The return of Tim Supple to the London stage is an event to be cheered, as is the opening of a new theatre nestled in the heart of Marylebone. Supple, a former artistic director of the Young Vic, is tackling a play that will be unknown to many including me. It’s an unfinished drama written by Friedrich Schiller and set in Moscow in 1605 where the former chief of the secret police rules through fear. But a young opponent is on the rise with an army ready to march on the Kremlin. Peter Oswald, whose version of Schiller’s Mary Stuart transferred from the Donmar to the West End, provides the text to tell a story that clearly has contemporary parallels.

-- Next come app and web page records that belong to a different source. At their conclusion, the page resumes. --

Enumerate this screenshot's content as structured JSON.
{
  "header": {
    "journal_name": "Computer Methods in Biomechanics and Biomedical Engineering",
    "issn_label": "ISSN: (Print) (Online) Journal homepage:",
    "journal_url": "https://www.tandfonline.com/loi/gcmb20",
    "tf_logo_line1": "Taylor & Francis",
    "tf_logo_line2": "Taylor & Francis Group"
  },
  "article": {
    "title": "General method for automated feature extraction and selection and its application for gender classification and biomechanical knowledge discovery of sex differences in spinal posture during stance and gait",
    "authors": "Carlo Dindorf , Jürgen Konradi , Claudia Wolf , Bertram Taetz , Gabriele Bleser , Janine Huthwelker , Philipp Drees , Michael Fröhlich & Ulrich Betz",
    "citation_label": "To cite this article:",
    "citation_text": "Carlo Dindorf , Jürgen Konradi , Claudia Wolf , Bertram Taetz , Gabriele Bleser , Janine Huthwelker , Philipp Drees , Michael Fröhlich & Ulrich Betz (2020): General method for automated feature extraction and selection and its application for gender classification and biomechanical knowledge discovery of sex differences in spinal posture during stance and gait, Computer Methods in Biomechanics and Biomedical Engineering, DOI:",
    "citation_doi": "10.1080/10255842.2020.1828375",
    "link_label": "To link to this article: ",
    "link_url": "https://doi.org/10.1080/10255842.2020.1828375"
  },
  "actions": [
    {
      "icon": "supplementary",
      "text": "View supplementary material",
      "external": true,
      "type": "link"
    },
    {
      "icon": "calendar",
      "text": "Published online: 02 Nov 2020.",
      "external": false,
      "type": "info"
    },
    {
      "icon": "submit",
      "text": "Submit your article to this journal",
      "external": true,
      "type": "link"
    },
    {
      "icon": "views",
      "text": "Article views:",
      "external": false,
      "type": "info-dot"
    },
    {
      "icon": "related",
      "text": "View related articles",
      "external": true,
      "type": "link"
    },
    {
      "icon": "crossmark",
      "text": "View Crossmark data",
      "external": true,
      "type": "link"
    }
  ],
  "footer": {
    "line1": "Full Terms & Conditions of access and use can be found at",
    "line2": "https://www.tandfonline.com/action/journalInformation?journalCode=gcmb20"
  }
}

1605. Orthodox Russia stands alone, defiant against the Roman Catholic and Protestant West. The Kremlin has suppressed all opposition and keeps a ruthless grip on power with the support of the church and an appeal to nationalist sentiment. In Poland, a formidable young opponent appears: Dmitry. At his back a Polish army fuelled by fear of the Russian threat marches on Moscow. BUT IS HE WHO HE THINKS HE IS? A brilliant poetic drama that cuts to the psychological, political, and spiritual heart of the epochal Russian story on London’s newest stage. Age Recommendation: 12+